It's taken so long to write this post, I can't see it anymore! Hope it's helpful, and I can't possibly include all the hashtags relevant to you here, but do let me know if I've missed any big and obvious ones (sorry if I have!). I'm sure I'll remember loads more after I've published the post...will add them if that happens.

Now I've actually finished the post, I'm off to find one of these:

Post RNA Summer Party margarita

More on Twitter here: My Beginner's Guide to Twitter for Writers 2017.
Liz Fenwick on Using Twitter to Connect with Readers (guest post).
My new course at Richmond Adult Community College (added Aug 2017)
20 Ways to Launch a Book (added Oct 2017)

My Social Media Courses for Writers in London and York:

My course on 7 October 2017 is now fully booked, but I'm running the same course on 19 May 2018.

I shall be running my first Social Media Course for Writers in the North of England on 3 March 2018. More details here.

I work as a Freelance Social Media Manager with clients in the world of books.
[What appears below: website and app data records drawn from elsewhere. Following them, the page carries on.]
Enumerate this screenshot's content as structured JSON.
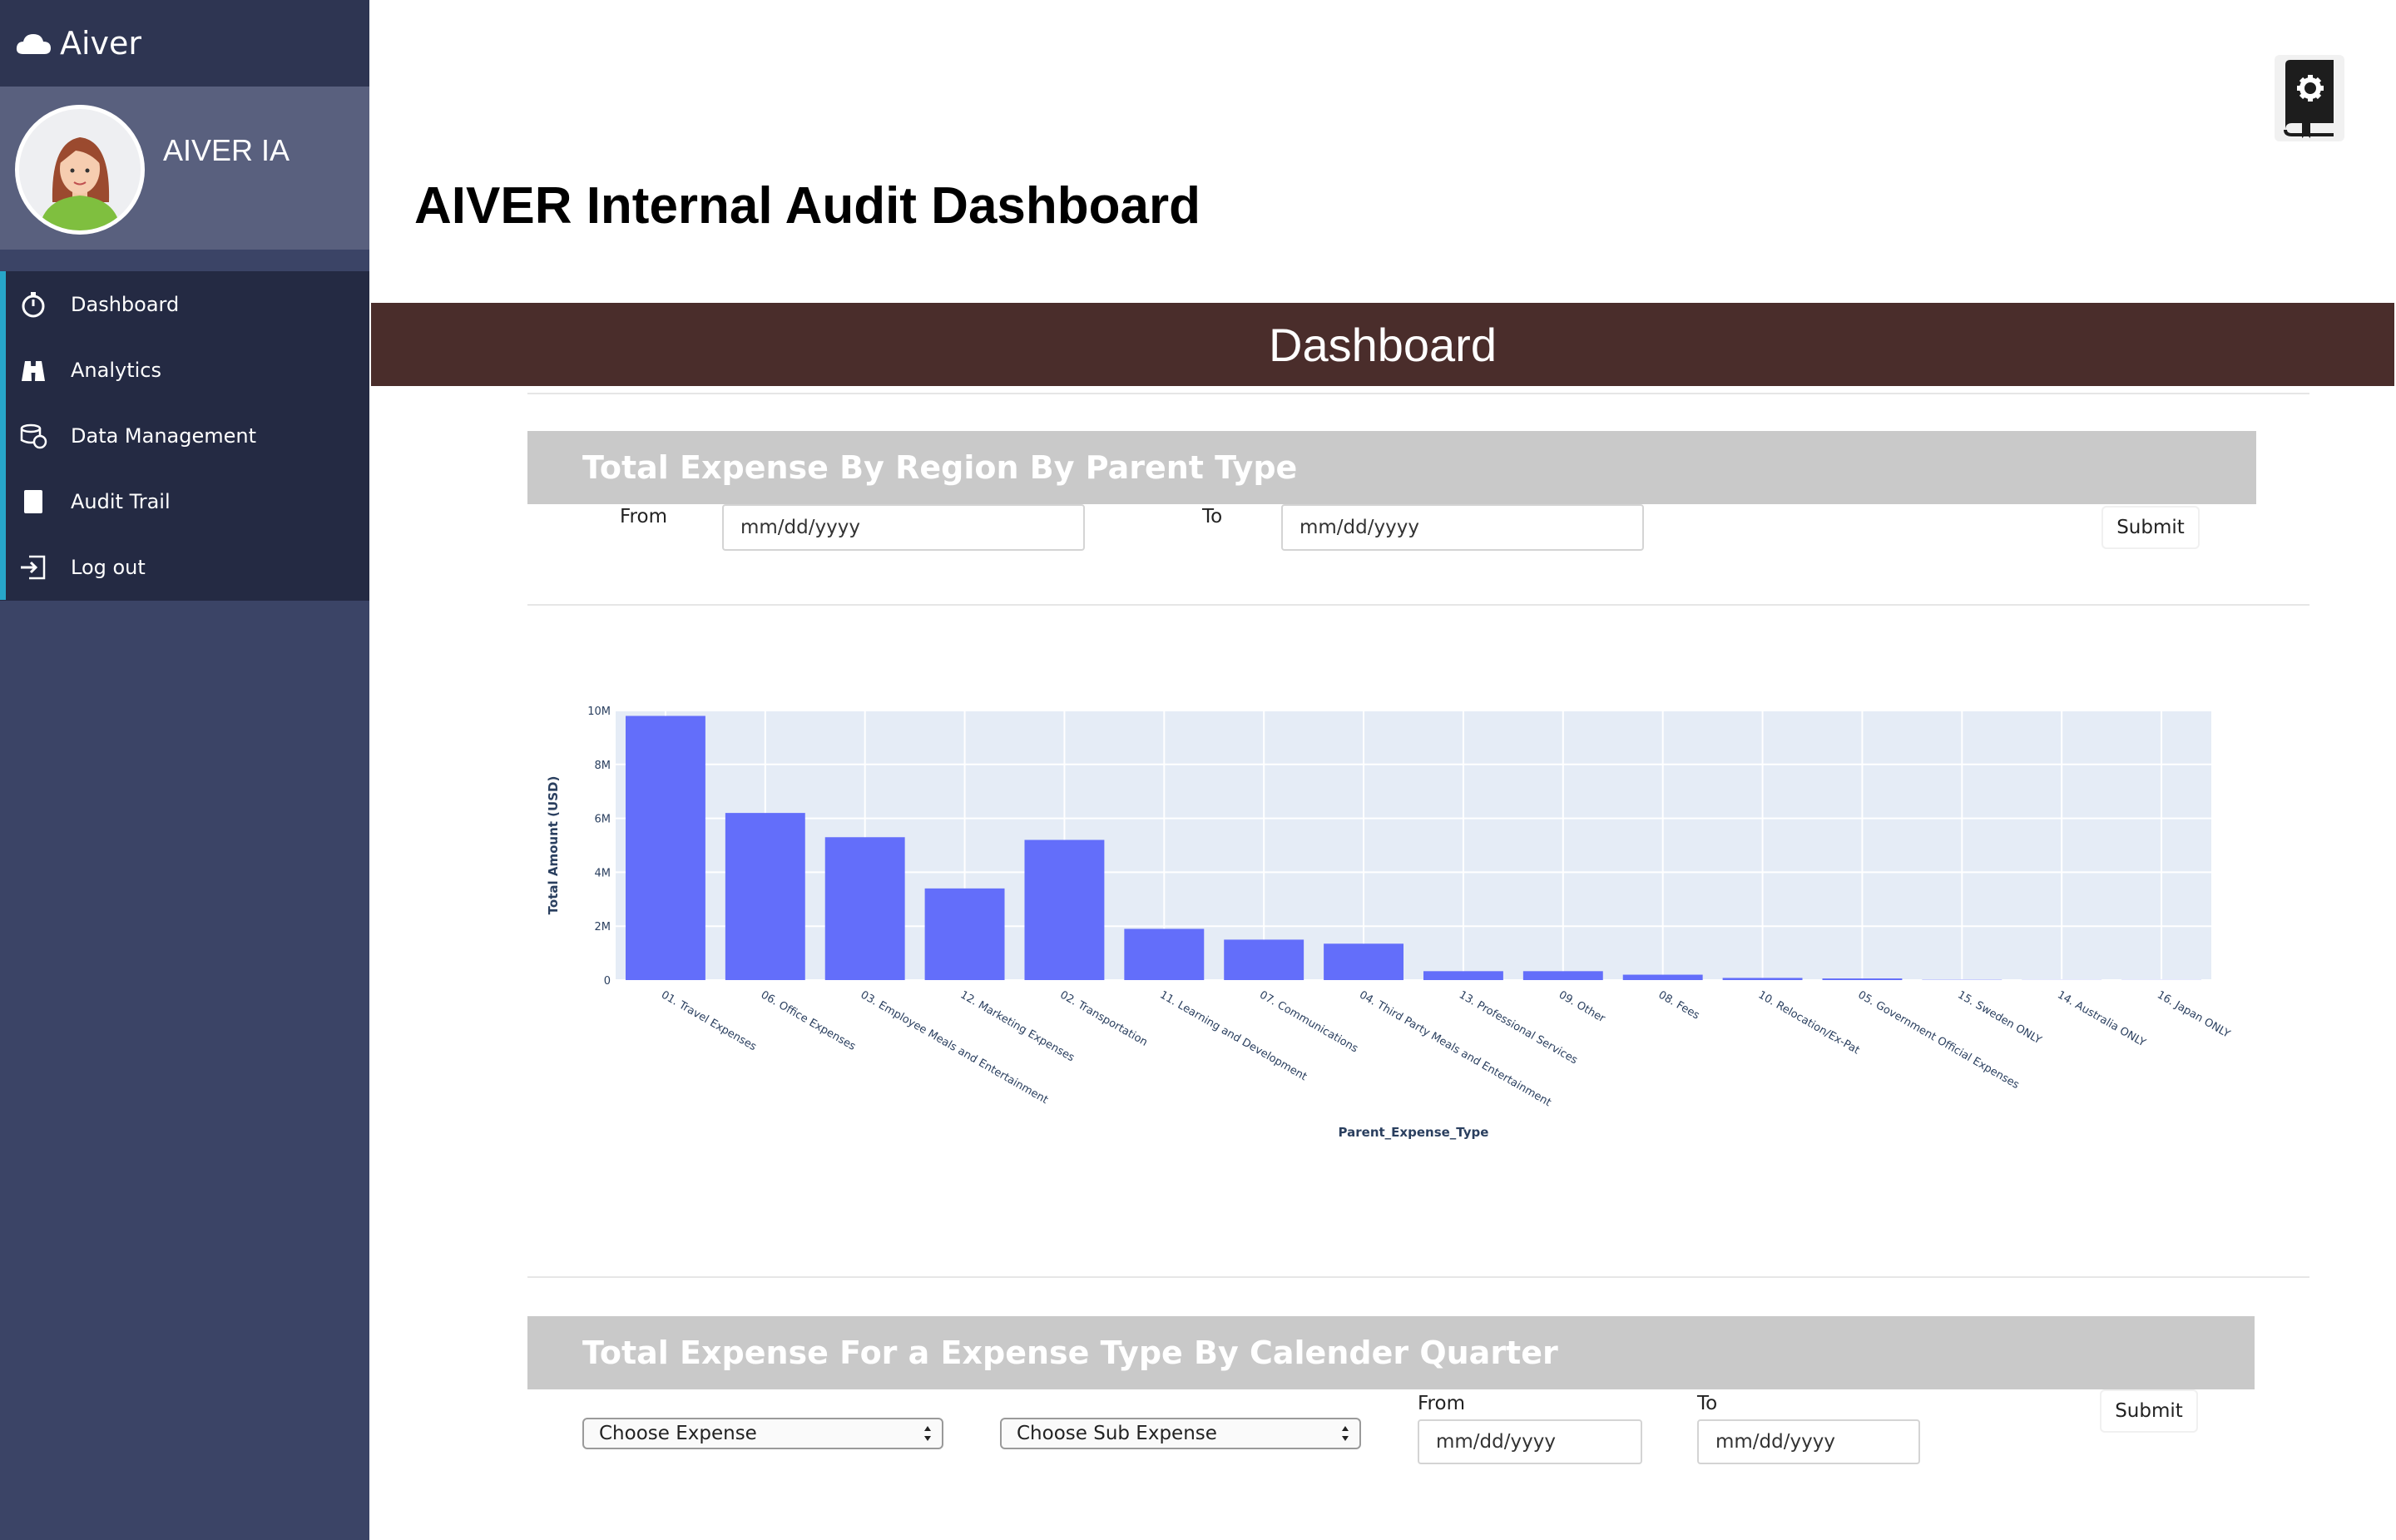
{
  "brand": {
    "name": "Aiver",
    "icon": "cloud-icon"
  },
  "profile": {
    "name": "AIVER IA",
    "avatar": "user-avatar-woman"
  },
  "sidebar": {
    "items": [
      {
        "label": "Dashboard",
        "icon": "stopwatch-icon"
      },
      {
        "label": "Analytics",
        "icon": "binoculars-icon"
      },
      {
        "label": "Data Management",
        "icon": "database-icon"
      },
      {
        "label": "Audit Trail",
        "icon": "document-icon"
      },
      {
        "label": "Log out",
        "icon": "logout-icon"
      }
    ]
  },
  "header": {
    "title": "AIVER Internal Audit Dashboard",
    "bar_title": "Dashboard",
    "settings_icon": "settings-book-icon"
  },
  "colors": {
    "sidebar": "#3b4466",
    "nav": "#242a43",
    "accent": "#27a6c9",
    "banner": "#4a2d2b",
    "bar": "#636efa"
  },
  "panel1": {
    "title": "Total Expense By Region By Parent Type",
    "from_label": "From",
    "to_label": "To",
    "from_placeholder": "mm/dd/yyyy",
    "to_placeholder": "mm/dd/yyyy",
    "submit_label": "Submit"
  },
  "panel2": {
    "title": "Total Expense For a Expense Type By Calender Quarter",
    "expense_select": "Choose Expense",
    "sub_expense_select": "Choose Sub Expense",
    "from_label": "From",
    "to_label": "To",
    "from_placeholder": "mm/dd/yyyy",
    "to_placeholder": "mm/dd/yyyy",
    "submit_label": "Submit"
  },
  "chart_data": {
    "type": "bar",
    "xlabel": "Parent_Expense_Type",
    "ylabel": "Total Amount (USD)",
    "ylim": [
      0,
      10000000
    ],
    "yticks": [
      0,
      2000000,
      4000000,
      6000000,
      8000000,
      10000000
    ],
    "ytick_labels": [
      "0",
      "2M",
      "4M",
      "6M",
      "8M",
      "10M"
    ],
    "grid": true,
    "categories": [
      "01. Travel Expenses",
      "06. Office Expenses",
      "03. Employee Meals and Entertainment",
      "12. Marketing Expenses",
      "02. Transportation",
      "11. Learning and Development",
      "07. Communications",
      "04. Third Party Meals and Entertainment",
      "13. Professional Services",
      "09. Other",
      "08. Fees",
      "10. Relocation/Ex-Pat",
      "05. Government Official Expenses",
      "15. Sweden ONLY",
      "14. Australia ONLY",
      "16. Japan ONLY"
    ],
    "values": [
      9800000,
      6200000,
      5300000,
      3400000,
      5200000,
      1900000,
      1500000,
      1350000,
      330000,
      330000,
      200000,
      80000,
      60000,
      10000,
      5000,
      5000
    ]
  }
}
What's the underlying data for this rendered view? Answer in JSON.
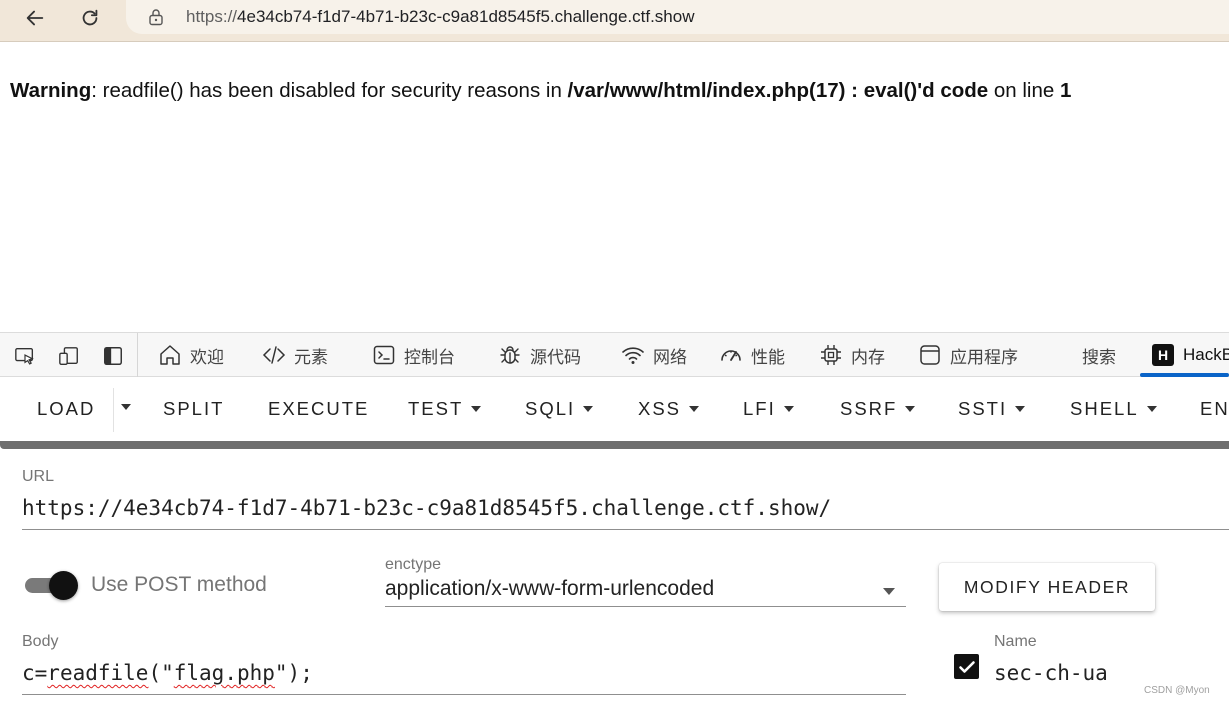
{
  "browser": {
    "url_scheme": "https://",
    "url_host": "4e34cb74-f1d7-4b71-b23c-c9a81d8545f5.challenge.ctf.show",
    "icons": [
      "back-arrow-icon",
      "reload-icon",
      "lock-icon"
    ]
  },
  "page": {
    "warning_label": "Warning",
    "warning_message": ": readfile() has been disabled for security reasons in ",
    "warning_path": "/var/www/html/index.php(17) : eval()'d code",
    "warning_on_line": " on line ",
    "warning_line": "1"
  },
  "devtools": {
    "tabs": [
      {
        "label": "欢迎",
        "icon": "home-icon"
      },
      {
        "label": "元素",
        "icon": "code-icon"
      },
      {
        "label": "控制台",
        "icon": "console-icon"
      },
      {
        "label": "源代码",
        "icon": "bug-icon"
      },
      {
        "label": "网络",
        "icon": "wifi-icon"
      },
      {
        "label": "性能",
        "icon": "gauge-icon"
      },
      {
        "label": "内存",
        "icon": "chip-icon"
      },
      {
        "label": "应用程序",
        "icon": "app-icon"
      },
      {
        "label": "搜索",
        "icon": ""
      },
      {
        "label": "HackB",
        "icon": "hackbar-icon",
        "active": true
      }
    ],
    "hackbar_logo_letter": "H"
  },
  "hackbar": {
    "toolbar": [
      "LOAD",
      "SPLIT",
      "EXECUTE",
      "TEST",
      "SQLI",
      "XSS",
      "LFI",
      "SSRF",
      "SSTI",
      "SHELL",
      "EN"
    ],
    "url_label": "URL",
    "url_value": "https://4e34cb74-f1d7-4b71-b23c-c9a81d8545f5.challenge.ctf.show/",
    "post_toggle_label": "Use POST method",
    "post_enabled": true,
    "enctype_label": "enctype",
    "enctype_value": "application/x-www-form-urlencoded",
    "modify_header_label": "MODIFY HEADER",
    "body_label": "Body",
    "body_prefix": "c=",
    "body_func": "readfile",
    "body_open": "(\"",
    "body_file": "flag.php",
    "body_close": "\");",
    "header_enabled": true,
    "name_label": "Name",
    "name_value": "sec-ch-ua"
  },
  "watermark": "CSDN @Myon⁠"
}
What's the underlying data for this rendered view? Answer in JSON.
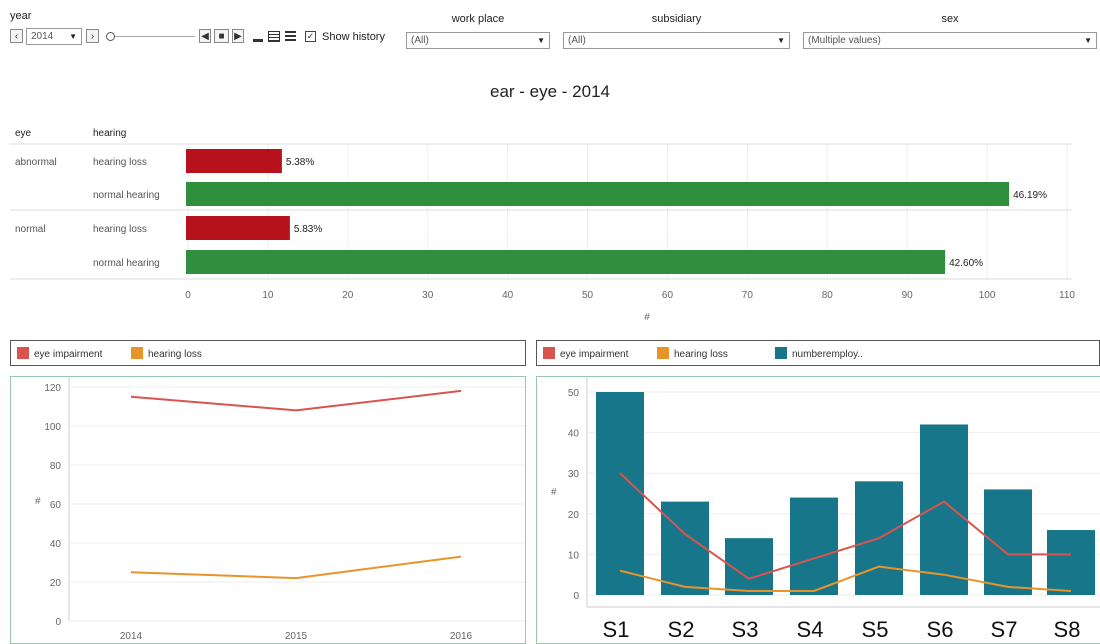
{
  "filters": {
    "year_label": "year",
    "year_value": "2014",
    "show_history_label": "Show history",
    "workplace_label": "work place",
    "workplace_value": "(All)",
    "subsidiary_label": "subsidiary",
    "subsidiary_value": "(All)",
    "sex_label": "sex",
    "sex_value": "(Multiple values)"
  },
  "icons": {
    "prev": "‹",
    "next": "›",
    "dropdown_arrow": "▼",
    "play_back": "◀",
    "stop": "■",
    "play": "▶",
    "check": "✓"
  },
  "colors": {
    "hearing_loss_bar": "#b5121b",
    "normal_hearing_bar": "#2f8f3c",
    "eye_impairment": "#d9544f",
    "hearing_loss_line": "#e8942a",
    "numberemployees": "#17768a"
  },
  "chart_data": [
    {
      "type": "bar",
      "orientation": "horizontal",
      "title": "ear - eye - 2014",
      "row_headers": [
        "eye",
        "hearing"
      ],
      "rows": [
        {
          "eye": "abnormal",
          "hearing": "hearing loss",
          "value": 12,
          "label": "5.38%"
        },
        {
          "eye": "",
          "hearing": "normal hearing",
          "value": 103,
          "label": "46.19%"
        },
        {
          "eye": "normal",
          "hearing": "hearing loss",
          "value": 13,
          "label": "5.83%"
        },
        {
          "eye": "",
          "hearing": "normal hearing",
          "value": 95,
          "label": "42.60%"
        }
      ],
      "xlim": [
        0,
        110
      ],
      "xticks": [
        0,
        10,
        20,
        30,
        40,
        50,
        60,
        70,
        80,
        90,
        100,
        110
      ],
      "xlabel": "#"
    },
    {
      "type": "line",
      "legend": [
        "eye impairment",
        "hearing loss"
      ],
      "x": [
        "2014",
        "2015",
        "2016"
      ],
      "series": [
        {
          "name": "eye impairment",
          "values": [
            115,
            108,
            118
          ]
        },
        {
          "name": "hearing loss",
          "values": [
            25,
            22,
            33
          ]
        }
      ],
      "ylim": [
        0,
        120
      ],
      "yticks": [
        0,
        20,
        40,
        60,
        80,
        100,
        120
      ],
      "ylabel": "#"
    },
    {
      "type": "bar",
      "legend": [
        "eye impairment",
        "hearing loss",
        "numberemploy.."
      ],
      "categories": [
        "S1",
        "S2",
        "S3",
        "S4",
        "S5",
        "S6",
        "S7",
        "S8"
      ],
      "series": [
        {
          "name": "numberemploy..",
          "kind": "bar",
          "values": [
            50,
            23,
            14,
            24,
            28,
            42,
            26,
            16
          ]
        },
        {
          "name": "eye impairment",
          "kind": "line",
          "values": [
            30,
            15,
            4,
            9,
            14,
            23,
            10,
            10
          ]
        },
        {
          "name": "hearing loss",
          "kind": "line",
          "values": [
            6,
            2,
            1,
            1,
            7,
            5,
            2,
            1
          ]
        }
      ],
      "ylim": [
        0,
        50
      ],
      "yticks": [
        0,
        10,
        20,
        30,
        40,
        50
      ],
      "ylabel": "#"
    }
  ]
}
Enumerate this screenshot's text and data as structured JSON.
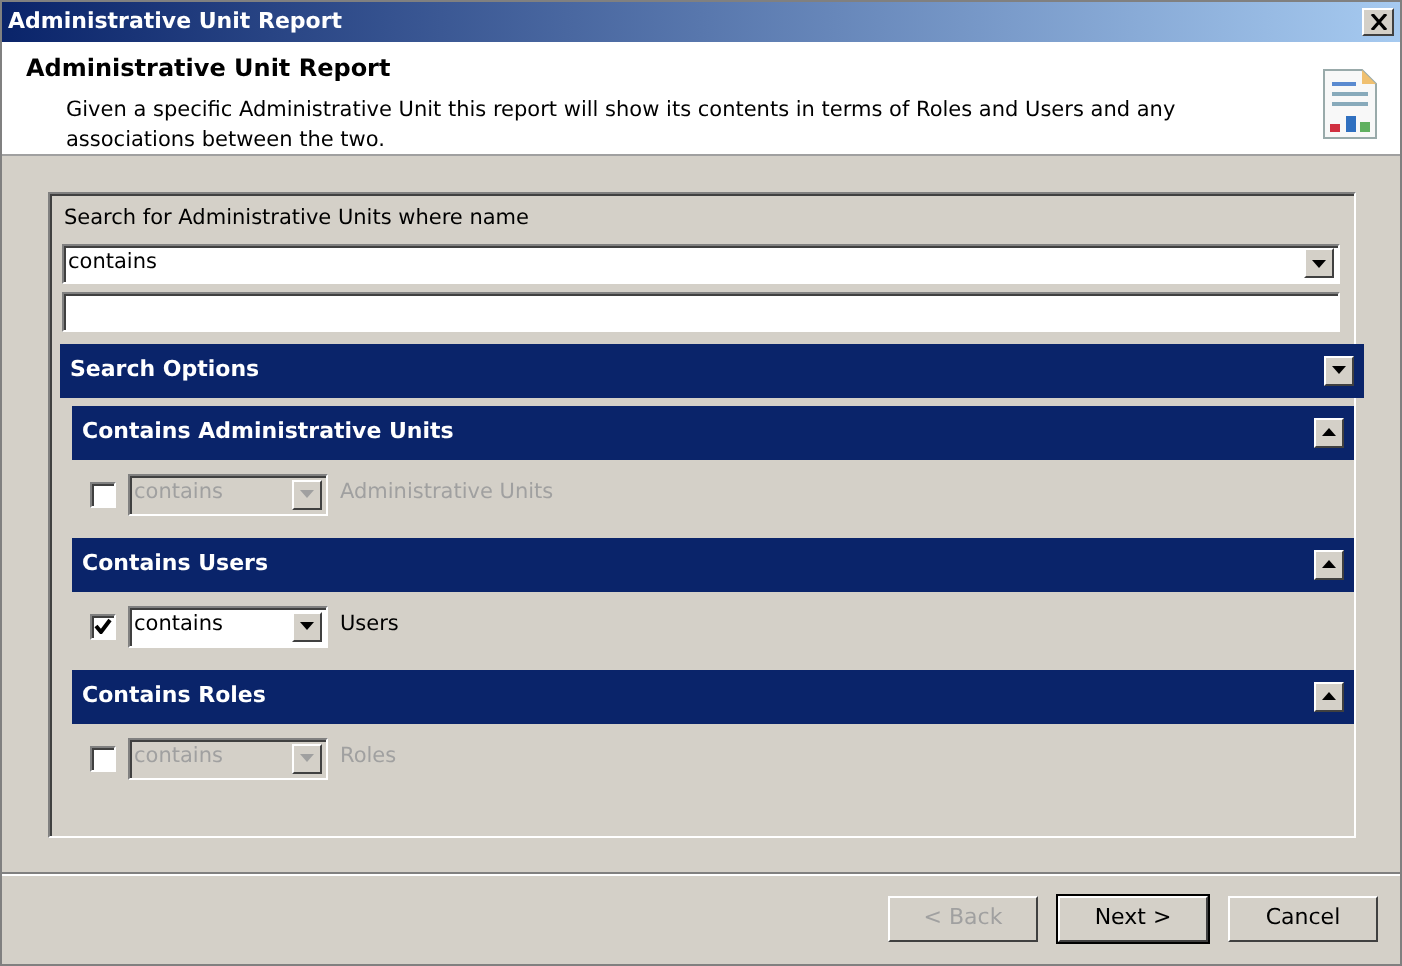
{
  "window": {
    "title": "Administrative Unit Report"
  },
  "header": {
    "title": "Administrative Unit Report",
    "description": "Given a specific Administrative Unit this report will show its contents in terms of Roles and Users and any associations between the two."
  },
  "search": {
    "label": "Search for Administrative Units where name",
    "operator": "contains"
  },
  "search_options": {
    "title": "Search Options",
    "expanded": false
  },
  "sections": [
    {
      "title": "Contains Administrative Units",
      "expanded": true,
      "checked": false,
      "disabled": true,
      "operator": "contains",
      "label": "Administrative Units"
    },
    {
      "title": "Contains Users",
      "expanded": true,
      "checked": true,
      "disabled": false,
      "operator": "contains",
      "label": "Users"
    },
    {
      "title": "Contains Roles",
      "expanded": true,
      "checked": false,
      "disabled": true,
      "operator": "contains",
      "label": "Roles"
    }
  ],
  "buttons": [
    {
      "label": "< Back",
      "disabled": true,
      "default": false
    },
    {
      "label": "Next >",
      "disabled": false,
      "default": true
    },
    {
      "label": "Cancel",
      "disabled": false,
      "default": false
    }
  ]
}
Here's a lovely new flyer on what I do, designed by Avalon Graphics (as are the flyers above). More info via my website.


  1. You really are the queen of #socialmediamarketing
    A very comprehensive round up.
    My serious hastag is #RomaNovaSeries which you helped develop, but I sometimes use comic ones or ones that won't be generally used as it's part of my online persona, e.g.#mustbeabetterway or #catzrock

    What's your take on those?

    1. Thanks very much, Alison! Yes, I didn't mention those hashtags (could perhaps add another section-will have a think). I don't see a prob with using those, but it's unlikely you'd get the same potential benefits as you would with a more popular hashtag. PS: did you see I included this year's pic of us? ;-).

    2. I did! We had a great time didn't we? And I love your string of hashtags!

    3. A really special afternoon :)

  2. Another great post for me to bookmark and refer to time and time again, Anita. It was your Beginner's Guide to Twitter that really helped me understand how to make the most of Twitter and now this one has given me even more ideas. I plan on dipping my toe into the Instagram pond this week, so those Instagram hashtags will be really useful for getting started. Brilliant post. xx

    1. Thanks very much for your lovely comment, Rae! I'm so glad these posts are helpful. Will look out for you on Instagram! :) x

  3. What a great, informative post, Anita - very useful as a reference, thank you!

    1. Thanks very much, Rosemary! Am so glad that the post is useful :)